- To the Niger Delta, Ken Saro-Wiwa signifies Selfless Hope: Many decades before the global north began to throw around the term “climate change” and “environmental conservation”, Ken mobilized Ogoniland and the peoples of the Niger Delta to speak out against the degradation of their land and livelihood – at a time where freedom of speech came at a cost, and against an oil giant so powerful no one could speak to. It is only be-fitting that his bravery be immortalised this way, and I got the chance to reflect on Ken’s bravery in my final reflection paper in 2019 as a member of Harvard University’s first-ever Public Narrative Executive Education cohort.
- The Niger Delta is in dire need of positive role models: Unlike the Western region of Nigeria, where Chief Obafemi Awolowo is from, and Northern Nigeria where many stories account for role models to whom young people can aspire, positive role models are not uplifted as much here in the Niger Delta. Years of violence have created many “models” that should not be emulated and we believe the renaming of the Port Harcourt International Airport provides an opportunity to uplift a selfless role model for posterity to learn from.
- Ken-Saro Wiwa International Airport will be a reminder: A reminder to everyone flying into the Niger Delta that more than 40 years after, the environmental degradation of Ogoniland and other oil-producing communities in the Delta has not ended. It will be a reminder to the Federal Government to fulfil its promise to clean up the Niger Delta and restore the fishing and farming livelihood of community members who have been rendered poor while Nigeria feeds fat on the profits of crude oil sales. It will be a reminder to the world and the global community that indigenous people matter.
It is important to note here that although we are suggesting Ken Saro-Wiwa, we believe in democracy. Thus if the Rivers people after due consultation feel that there is another Rivers or South-South role model (male or female) that should be immortalised through the airport and have cogent reasons as itemized above, then we will all be happy to support and queue behind this leader. Some examples include Isaac Boro, King Jaja of Opobo, Melford Okilo, and Dr Obi Wali, to mention a few.
Mr President, we are watching
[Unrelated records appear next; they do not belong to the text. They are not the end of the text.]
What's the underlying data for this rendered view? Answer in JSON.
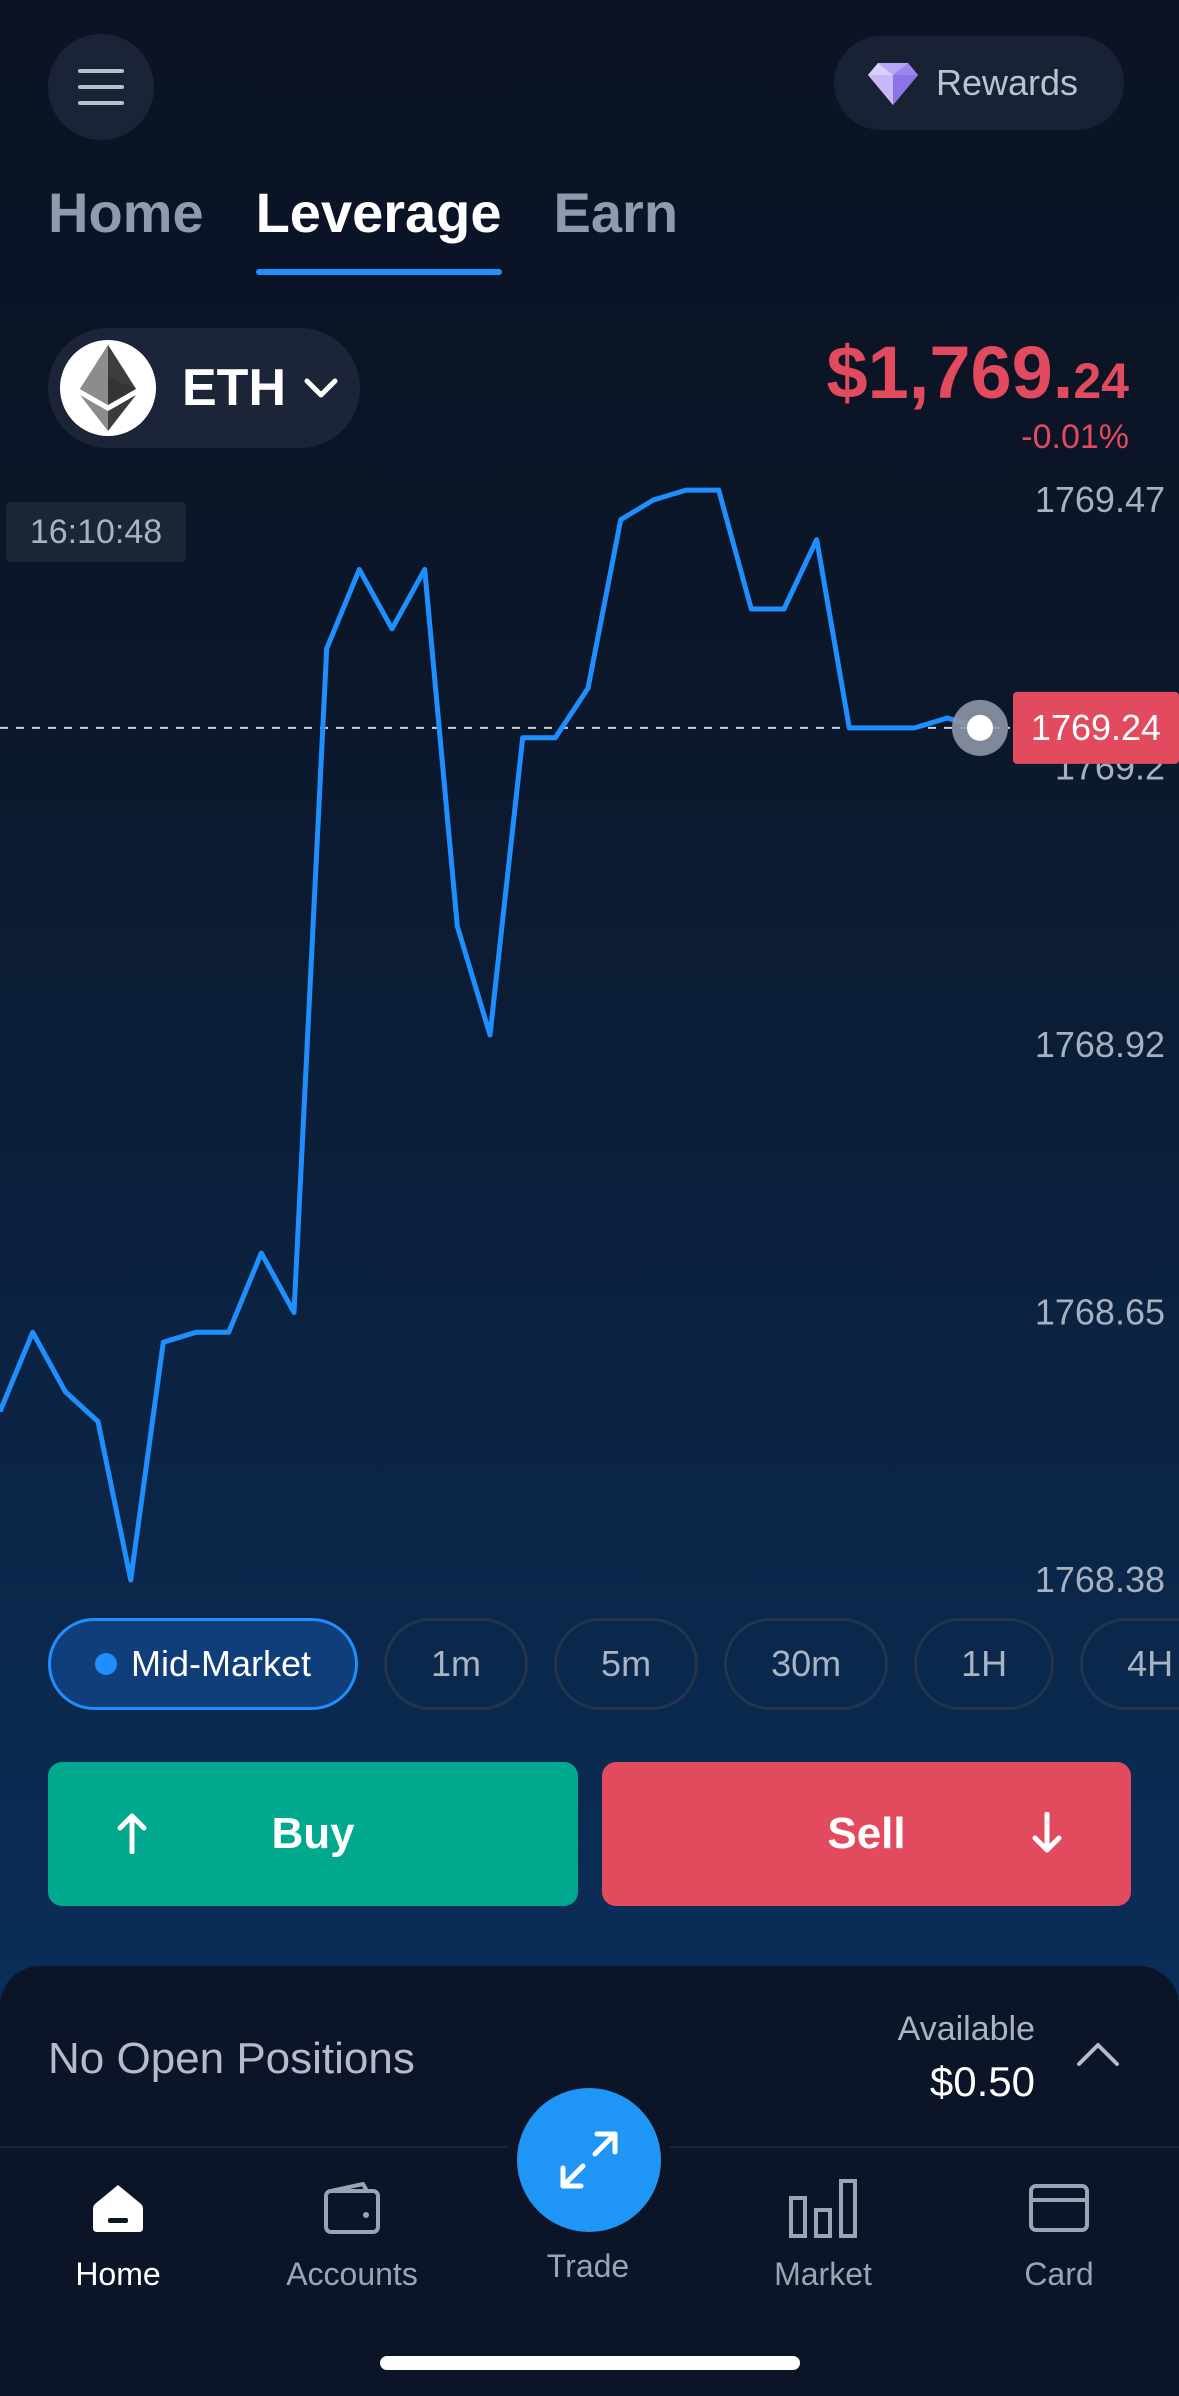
{
  "header": {
    "rewards_label": "Rewards"
  },
  "tabs": [
    {
      "label": "Home",
      "active": false
    },
    {
      "label": "Leverage",
      "active": true
    },
    {
      "label": "Earn",
      "active": false
    }
  ],
  "asset": {
    "symbol": "ETH",
    "price_main": "$1,769.",
    "price_cents": "24",
    "change": "-0.01%"
  },
  "chart": {
    "timestamp": "16:10:48",
    "current_value_label": "1769.24",
    "y_labels": [
      "1769.47",
      "1769.2",
      "1768.92",
      "1768.65",
      "1768.38"
    ],
    "line_color": "#1f8fff",
    "current_badge_color": "#e24a5d"
  },
  "chart_data": {
    "type": "line",
    "series": [
      {
        "values": [
          1768.55,
          1768.63,
          1768.57,
          1768.54,
          1768.38,
          1768.62,
          1768.63,
          1768.63,
          1768.71,
          1768.65,
          1769.32,
          1769.4,
          1769.34,
          1769.4,
          1769.04,
          1768.93,
          1769.23,
          1769.23,
          1769.28,
          1769.45,
          1769.47,
          1769.48,
          1769.48,
          1769.36,
          1769.36,
          1769.43,
          1769.24,
          1769.24,
          1769.24,
          1769.25,
          1769.24
        ]
      }
    ],
    "y_ticks": [
      1769.47,
      1769.2,
      1768.92,
      1768.65,
      1768.38
    ],
    "ylim": [
      1768.38,
      1769.47
    ],
    "current": 1769.24,
    "grid": false
  },
  "ranges": [
    {
      "label": "Mid-Market",
      "active": true
    },
    {
      "label": "1m",
      "active": false
    },
    {
      "label": "5m",
      "active": false
    },
    {
      "label": "30m",
      "active": false
    },
    {
      "label": "1H",
      "active": false
    },
    {
      "label": "4H",
      "active": false
    }
  ],
  "actions": {
    "buy_label": "Buy",
    "sell_label": "Sell",
    "buy_color": "#00a88e",
    "sell_color": "#e24a5d"
  },
  "positions": {
    "status": "No Open Positions",
    "available_label": "Available",
    "available_value": "$0.50"
  },
  "bottom_nav": [
    {
      "label": "Home",
      "icon": "home-icon",
      "active": true
    },
    {
      "label": "Accounts",
      "icon": "wallet-icon",
      "active": false
    },
    {
      "label": "Trade",
      "icon": "swap-arrows-icon",
      "active": false
    },
    {
      "label": "Market",
      "icon": "bar-chart-icon",
      "active": false
    },
    {
      "label": "Card",
      "icon": "credit-card-icon",
      "active": false
    }
  ]
}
At Policy Shapers we believe that this issue exposes a policy gap in our governance system. The nomenclature of landmarks and monuments across the country should not be left to the discretion of Presidents, Governors, and Local Government Chairpersons. There is a need for President Tinubu to commission the design of a national policy to guide the nomenclature of landmarks and monuments in Nigeria. This should be in line with best practices from UNESCO and the naming process should include consultation with host communities and the consideration of cultural significance.
Unlike President Buhari who kept dangling the issue of exonerating Ken Saro-Wiwa and the eight Ogoni chiefs like a carrot to a donkey and never did, I want to believe that President Tinubu will indeed show that he is a President of all Nigerians and not just the “majoracracy” like his predecessors. Mr President, this is an opportunity to demonstrate that you indeed commiserate with the Southern minority and are ready to truly unite Nigeria through justice and fairness. Mr President the ball is in your court, and we are watching.
Ebenezar Wikina is the Founder of Policy Shapers, a civic startup that empowers young people with knowledge, skills, and tools to engage with public policy. Through the #ReformIELTS campaign, Policy Shapers has mobilised over 82,000 people and influenced policy changes in up to 30 universities around the world exempting Anglo-Africans from English proficiency tests when they seek study opportunities abroad. The campaign seeks to deliver up to $90 million per annum in savings for the African continent.